### Task instructions
Below are records with pictures in them; print them exactly, omitting the pictures.

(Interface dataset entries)
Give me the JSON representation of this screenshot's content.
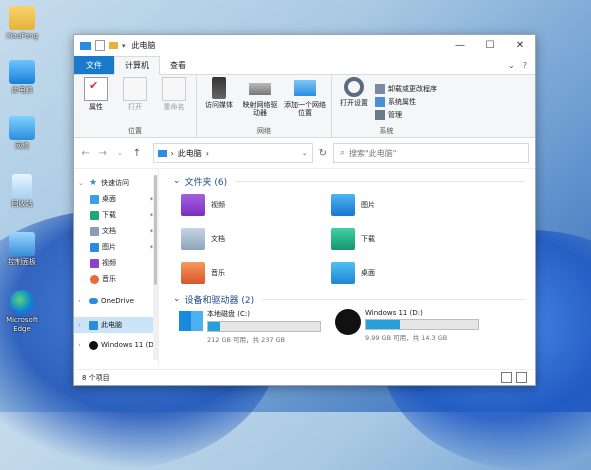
{
  "desktop": {
    "icons": [
      {
        "label": "XiaoFeng"
      },
      {
        "label": "此电脑"
      },
      {
        "label": "网络"
      },
      {
        "label": "回收站"
      },
      {
        "label": "控制面板"
      },
      {
        "label": "Microsoft Edge"
      }
    ]
  },
  "window": {
    "title": "此电脑",
    "controls": {
      "minimize": "—",
      "maximize": "☐",
      "close": "✕"
    }
  },
  "ribbon": {
    "tabs": [
      "文件",
      "计算机",
      "查看"
    ],
    "active_tab": "计算机",
    "groups": [
      {
        "name": "位置",
        "buttons": [
          "属性",
          "打开",
          "重命名"
        ]
      },
      {
        "name": "网络",
        "buttons": [
          "访问媒体",
          "映射网络驱动器",
          "添加一个网络位置"
        ]
      },
      {
        "name": "系统",
        "buttons": [
          "打开设置"
        ],
        "small": [
          "卸载或更改程序",
          "系统属性",
          "管理"
        ]
      }
    ]
  },
  "address": {
    "path_sep": "›",
    "path": "此电脑",
    "search_placeholder": "搜索\"此电脑\""
  },
  "navpane": {
    "items": [
      {
        "label": "快速访问",
        "type": "header"
      },
      {
        "label": "桌面",
        "pinned": true
      },
      {
        "label": "下载",
        "pinned": true
      },
      {
        "label": "文档",
        "pinned": true
      },
      {
        "label": "图片",
        "pinned": true
      },
      {
        "label": "视频"
      },
      {
        "label": "音乐"
      },
      {
        "label": "OneDrive",
        "type": "header"
      },
      {
        "label": "此电脑",
        "type": "header",
        "selected": true
      },
      {
        "label": "Windows 11 (D:",
        "type": "header"
      }
    ]
  },
  "content": {
    "folders_header": "文件夹 (6)",
    "folders": [
      "视频",
      "图片",
      "文档",
      "下载",
      "音乐",
      "桌面"
    ],
    "drives_header": "设备和驱动器 (2)",
    "drives": [
      {
        "name": "本地磁盘 (C:)",
        "size": "212 GB 可用，共 237 GB",
        "used_fraction": 0.105
      },
      {
        "name": "Windows 11 (D:)",
        "size": "9.99 GB 可用，共 14.3 GB",
        "used_fraction": 0.3
      }
    ]
  },
  "status": {
    "items": "8 个项目"
  },
  "colors": {
    "accent": "#1979ca",
    "drive_bar": "#26a0da"
  }
}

### Reply
Give me the JSON representation of this screenshot's content.
{
  "desktop": {
    "icons": [
      {
        "label": "XiaoFeng"
      },
      {
        "label": "此电脑"
      },
      {
        "label": "网络"
      },
      {
        "label": "回收站"
      },
      {
        "label": "控制面板"
      },
      {
        "label": "Microsoft Edge"
      }
    ]
  },
  "window": {
    "title": "此电脑",
    "controls": {
      "minimize": "—",
      "maximize": "☐",
      "close": "✕"
    }
  },
  "ribbon": {
    "tabs": [
      "文件",
      "计算机",
      "查看"
    ],
    "active_tab": "计算机",
    "groups": [
      {
        "name": "位置",
        "buttons": [
          "属性",
          "打开",
          "重命名"
        ]
      },
      {
        "name": "网络",
        "buttons": [
          "访问媒体",
          "映射网络驱动器",
          "添加一个网络位置"
        ]
      },
      {
        "name": "系统",
        "buttons": [
          "打开设置"
        ],
        "small": [
          "卸载或更改程序",
          "系统属性",
          "管理"
        ]
      }
    ]
  },
  "address": {
    "path_sep": "›",
    "path": "此电脑",
    "search_placeholder": "搜索\"此电脑\""
  },
  "navpane": {
    "items": [
      {
        "label": "快速访问",
        "type": "header"
      },
      {
        "label": "桌面",
        "pinned": true
      },
      {
        "label": "下载",
        "pinned": true
      },
      {
        "label": "文档",
        "pinned": true
      },
      {
        "label": "图片",
        "pinned": true
      },
      {
        "label": "视频"
      },
      {
        "label": "音乐"
      },
      {
        "label": "OneDrive",
        "type": "header"
      },
      {
        "label": "此电脑",
        "type": "header",
        "selected": true
      },
      {
        "label": "Windows 11 (D:",
        "type": "header"
      }
    ]
  },
  "content": {
    "folders_header": "文件夹 (6)",
    "folders": [
      "视频",
      "图片",
      "文档",
      "下载",
      "音乐",
      "桌面"
    ],
    "drives_header": "设备和驱动器 (2)",
    "drives": [
      {
        "name": "本地磁盘 (C:)",
        "size": "212 GB 可用，共 237 GB",
        "used_fraction": 0.105
      },
      {
        "name": "Windows 11 (D:)",
        "size": "9.99 GB 可用，共 14.3 GB",
        "used_fraction": 0.3
      }
    ]
  },
  "status": {
    "items": "8 个项目"
  },
  "colors": {
    "accent": "#1979ca",
    "drive_bar": "#26a0da"
  }
}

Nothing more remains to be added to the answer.